|International Classification||C08K3/22, C09K3/18, C09D183/04, C09D5/14, C08K5/544, C08L83/04, C04B41/49, C08K5/04, C08K5/5419, C08K5/17, C09K3/00, E04B1/66, E04B1/64|
|Cooperative Classification||E04B1/66, C04B41/4961, E04B1/648, C08L83/04, C08G77/16, C08G77/18|
|European Classification||C08L83/04, C04B41/49B6D, E04B1/64D2, E04B1/66|
|Dec 10, 1986||AS||Assignment|
Owner name: GENERAL ELECTRIC COMPANY, A CORP OF NY
Free format text: ASSIGNMENT OF ASSIGNORS INTEREST.;ASSIGNOR:MERRILL, DUANE F.;REEL/FRAME:004642/0465
Effective date: 19861210
|Jul 11, 1991||FPAY||Fee payment|
Year of fee payment: 4
|Sep 27, 1995||FPAY||Fee payment|
Year of fee payment: 8
|Oct 4, 1999||FPAY||Fee payment|
Year of fee payment: 12
|Jul 3, 2007||AS||Assignment|
Owner name: JPMORGAN CHASE BANK, N.A. AS ADMINISTRATIVE AGENT,

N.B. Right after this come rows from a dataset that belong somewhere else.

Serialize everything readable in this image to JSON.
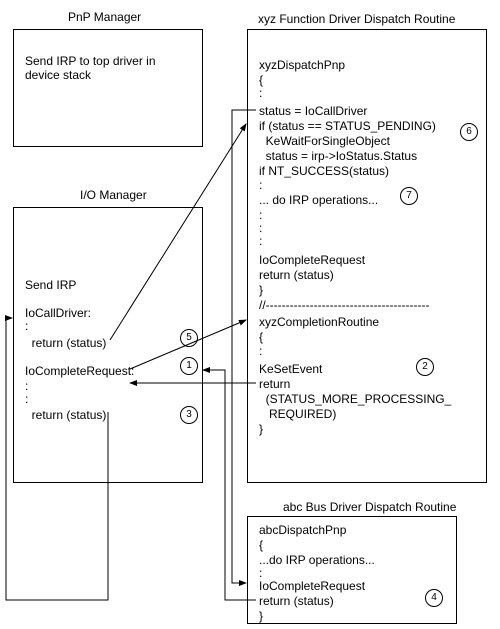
{
  "titles": {
    "pnp": "PnP Manager",
    "io": "I/O Manager",
    "xyz": "xyz Function Driver Dispatch Routine",
    "abc": "abc Bus Driver Dispatch Routine"
  },
  "pnp": {
    "line1": "Send IRP to top driver in",
    "line2": "device stack"
  },
  "io": {
    "sendirp": "Send IRP",
    "iocall": "IoCallDriver:",
    "ret1": "  return (status)",
    "iocomplete": "IoCompleteRequest:",
    "ret2": "  return (status)"
  },
  "xyz": {
    "l1": "xyzDispatchPnp",
    "l2": "{",
    "l3": "status = IoCallDriver",
    "l4": "if (status == STATUS_PENDING)",
    "l5": "  KeWaitForSingleObject",
    "l6": "  status = irp->IoStatus.Status",
    "l7": "if NT_SUCCESS(status)",
    "l8": "... do IRP operations...",
    "l9": "IoCompleteRequest",
    "l10": "return (status)",
    "l11": "}",
    "l12": "//-----------------------------------------",
    "l13": "xyzCompletionRoutine",
    "l14": "{",
    "l15": "KeSetEvent",
    "l16": "return",
    "l17": "  (STATUS_MORE_PROCESSING_",
    "l18": "   REQUIRED)",
    "l19": "}"
  },
  "abc": {
    "l1": "abcDispatchPnp",
    "l2": "{",
    "l3": "...do IRP operations...",
    "l4": "IoCompleteRequest",
    "l5": "return (status)",
    "l6": "}"
  },
  "steps": {
    "s1": "1",
    "s2": "2",
    "s3": "3",
    "s4": "4",
    "s5": "5",
    "s6": "6",
    "s7": "7"
  }
}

Free format text: SECURITY AGREEMENT;ASSIGNORS:MOMENTIVE PERFORMANCE MATERIALS HOLDINGS INC.;MOMENTIVE PERFORMANCE MATERIALS GMBH & CO. KG;MOMENTIVE PERFORMANCE MATERIALS JAPAN HOLDINGS GK;REEL/FRAME:019511/0166
Effective date: 20070228